Please copy out the lines in the entries that contain "screenshot".

--- RECORDS FOR THIS TASK Enclosed Below ---

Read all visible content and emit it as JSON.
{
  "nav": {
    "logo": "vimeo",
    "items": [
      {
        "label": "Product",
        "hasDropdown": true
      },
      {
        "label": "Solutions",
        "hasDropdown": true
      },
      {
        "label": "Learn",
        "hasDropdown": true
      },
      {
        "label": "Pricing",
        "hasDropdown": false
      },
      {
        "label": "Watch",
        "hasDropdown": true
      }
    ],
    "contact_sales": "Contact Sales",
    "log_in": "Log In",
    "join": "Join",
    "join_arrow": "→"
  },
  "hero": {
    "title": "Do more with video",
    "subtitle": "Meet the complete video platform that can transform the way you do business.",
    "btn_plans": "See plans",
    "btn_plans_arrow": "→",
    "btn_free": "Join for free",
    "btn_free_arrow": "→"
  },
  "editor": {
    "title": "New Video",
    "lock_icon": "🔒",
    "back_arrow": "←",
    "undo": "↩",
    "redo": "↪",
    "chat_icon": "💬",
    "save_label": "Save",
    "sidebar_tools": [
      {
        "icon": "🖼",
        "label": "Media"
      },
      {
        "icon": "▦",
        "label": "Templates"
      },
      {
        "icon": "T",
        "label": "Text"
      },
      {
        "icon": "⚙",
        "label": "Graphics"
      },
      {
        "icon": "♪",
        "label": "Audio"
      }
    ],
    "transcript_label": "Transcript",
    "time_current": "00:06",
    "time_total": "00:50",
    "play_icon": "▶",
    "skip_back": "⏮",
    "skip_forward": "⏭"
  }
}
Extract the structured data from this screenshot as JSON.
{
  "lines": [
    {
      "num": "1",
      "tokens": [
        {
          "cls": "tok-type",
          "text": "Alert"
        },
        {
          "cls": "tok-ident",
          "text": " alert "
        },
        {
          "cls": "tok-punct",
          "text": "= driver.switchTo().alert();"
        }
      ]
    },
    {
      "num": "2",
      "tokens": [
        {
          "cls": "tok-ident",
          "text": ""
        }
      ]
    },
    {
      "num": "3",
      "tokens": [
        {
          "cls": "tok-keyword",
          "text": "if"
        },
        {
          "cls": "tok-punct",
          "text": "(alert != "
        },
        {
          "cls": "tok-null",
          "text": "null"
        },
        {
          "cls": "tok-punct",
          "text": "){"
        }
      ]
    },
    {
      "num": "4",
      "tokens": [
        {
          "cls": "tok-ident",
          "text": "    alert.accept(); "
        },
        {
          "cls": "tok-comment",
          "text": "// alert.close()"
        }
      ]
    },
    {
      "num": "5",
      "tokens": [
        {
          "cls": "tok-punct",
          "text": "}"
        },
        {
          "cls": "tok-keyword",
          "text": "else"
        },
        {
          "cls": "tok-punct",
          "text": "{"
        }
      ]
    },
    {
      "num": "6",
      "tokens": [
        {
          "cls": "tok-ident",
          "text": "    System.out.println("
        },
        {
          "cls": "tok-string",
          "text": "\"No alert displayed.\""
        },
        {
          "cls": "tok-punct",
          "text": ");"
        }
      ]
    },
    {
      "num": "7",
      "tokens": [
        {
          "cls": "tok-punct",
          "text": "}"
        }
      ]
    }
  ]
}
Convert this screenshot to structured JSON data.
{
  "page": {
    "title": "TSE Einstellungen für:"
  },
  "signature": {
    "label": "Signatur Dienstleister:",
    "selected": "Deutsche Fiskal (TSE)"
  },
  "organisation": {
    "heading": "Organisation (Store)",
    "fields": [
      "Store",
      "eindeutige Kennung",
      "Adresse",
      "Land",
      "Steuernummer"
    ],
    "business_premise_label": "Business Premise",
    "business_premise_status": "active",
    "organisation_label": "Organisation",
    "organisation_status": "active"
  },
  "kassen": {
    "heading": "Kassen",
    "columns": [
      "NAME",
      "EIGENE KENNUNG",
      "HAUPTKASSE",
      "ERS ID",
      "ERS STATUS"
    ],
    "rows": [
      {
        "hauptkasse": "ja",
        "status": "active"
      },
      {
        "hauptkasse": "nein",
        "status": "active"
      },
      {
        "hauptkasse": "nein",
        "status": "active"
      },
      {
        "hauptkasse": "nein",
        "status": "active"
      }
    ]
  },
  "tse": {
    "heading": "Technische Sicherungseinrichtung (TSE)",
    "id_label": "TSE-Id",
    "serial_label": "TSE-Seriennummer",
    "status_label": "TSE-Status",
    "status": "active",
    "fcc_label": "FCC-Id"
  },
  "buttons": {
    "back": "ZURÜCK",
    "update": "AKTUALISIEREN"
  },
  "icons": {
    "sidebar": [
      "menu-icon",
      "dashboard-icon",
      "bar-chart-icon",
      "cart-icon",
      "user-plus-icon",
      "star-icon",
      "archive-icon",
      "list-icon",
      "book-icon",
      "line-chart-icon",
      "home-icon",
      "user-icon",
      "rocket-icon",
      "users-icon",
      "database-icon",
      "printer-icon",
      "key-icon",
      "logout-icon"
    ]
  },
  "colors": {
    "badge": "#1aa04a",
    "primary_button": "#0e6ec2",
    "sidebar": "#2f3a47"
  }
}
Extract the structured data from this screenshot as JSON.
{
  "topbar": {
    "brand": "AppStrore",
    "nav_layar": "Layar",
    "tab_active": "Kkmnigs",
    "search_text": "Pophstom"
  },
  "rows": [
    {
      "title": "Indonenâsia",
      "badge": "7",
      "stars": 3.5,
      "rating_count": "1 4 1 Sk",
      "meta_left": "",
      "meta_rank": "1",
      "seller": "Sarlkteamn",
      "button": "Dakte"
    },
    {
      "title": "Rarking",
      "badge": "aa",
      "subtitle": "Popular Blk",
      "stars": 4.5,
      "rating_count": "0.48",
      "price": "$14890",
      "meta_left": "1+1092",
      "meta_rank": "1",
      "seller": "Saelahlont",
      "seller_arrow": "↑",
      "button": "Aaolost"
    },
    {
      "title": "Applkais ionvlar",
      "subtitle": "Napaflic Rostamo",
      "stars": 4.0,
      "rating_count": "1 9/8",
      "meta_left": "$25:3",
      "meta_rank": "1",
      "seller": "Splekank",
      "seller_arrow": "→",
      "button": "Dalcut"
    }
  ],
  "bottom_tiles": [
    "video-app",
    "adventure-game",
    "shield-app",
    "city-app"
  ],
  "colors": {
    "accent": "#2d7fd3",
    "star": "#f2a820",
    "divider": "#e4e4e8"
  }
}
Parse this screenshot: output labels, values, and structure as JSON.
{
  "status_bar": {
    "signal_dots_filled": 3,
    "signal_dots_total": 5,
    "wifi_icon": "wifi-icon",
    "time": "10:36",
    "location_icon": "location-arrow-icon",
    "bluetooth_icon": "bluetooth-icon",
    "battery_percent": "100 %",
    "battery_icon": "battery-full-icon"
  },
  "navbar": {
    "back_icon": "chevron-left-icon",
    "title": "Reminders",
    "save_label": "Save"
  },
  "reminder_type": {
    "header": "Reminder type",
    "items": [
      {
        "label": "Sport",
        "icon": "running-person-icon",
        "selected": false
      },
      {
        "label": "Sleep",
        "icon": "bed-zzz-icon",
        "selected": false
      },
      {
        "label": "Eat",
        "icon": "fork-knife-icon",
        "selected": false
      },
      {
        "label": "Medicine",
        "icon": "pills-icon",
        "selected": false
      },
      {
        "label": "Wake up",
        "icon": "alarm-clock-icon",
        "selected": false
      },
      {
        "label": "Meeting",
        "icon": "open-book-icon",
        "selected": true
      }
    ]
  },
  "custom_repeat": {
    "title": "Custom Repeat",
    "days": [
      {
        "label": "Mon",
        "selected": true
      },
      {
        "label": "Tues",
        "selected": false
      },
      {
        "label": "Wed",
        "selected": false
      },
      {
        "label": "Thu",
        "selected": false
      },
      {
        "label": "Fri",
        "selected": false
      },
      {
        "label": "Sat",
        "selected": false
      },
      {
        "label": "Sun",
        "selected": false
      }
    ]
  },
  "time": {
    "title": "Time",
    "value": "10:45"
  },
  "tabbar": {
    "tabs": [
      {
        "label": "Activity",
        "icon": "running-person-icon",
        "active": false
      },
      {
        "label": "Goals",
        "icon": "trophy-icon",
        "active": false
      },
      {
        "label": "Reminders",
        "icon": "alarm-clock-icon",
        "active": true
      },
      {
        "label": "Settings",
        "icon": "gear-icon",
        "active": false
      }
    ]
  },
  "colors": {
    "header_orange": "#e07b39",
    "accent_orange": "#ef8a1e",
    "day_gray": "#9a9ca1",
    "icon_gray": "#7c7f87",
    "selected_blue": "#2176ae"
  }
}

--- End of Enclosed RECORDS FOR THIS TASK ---

TASK ANSWER =>
Extract the structured data from this screenshot as JSON.
Convert this screenshot to structured JSON data.
Extract the structured data from this screenshot as JSON.
Parse this screenshot: output labels, values, and structure as JSON.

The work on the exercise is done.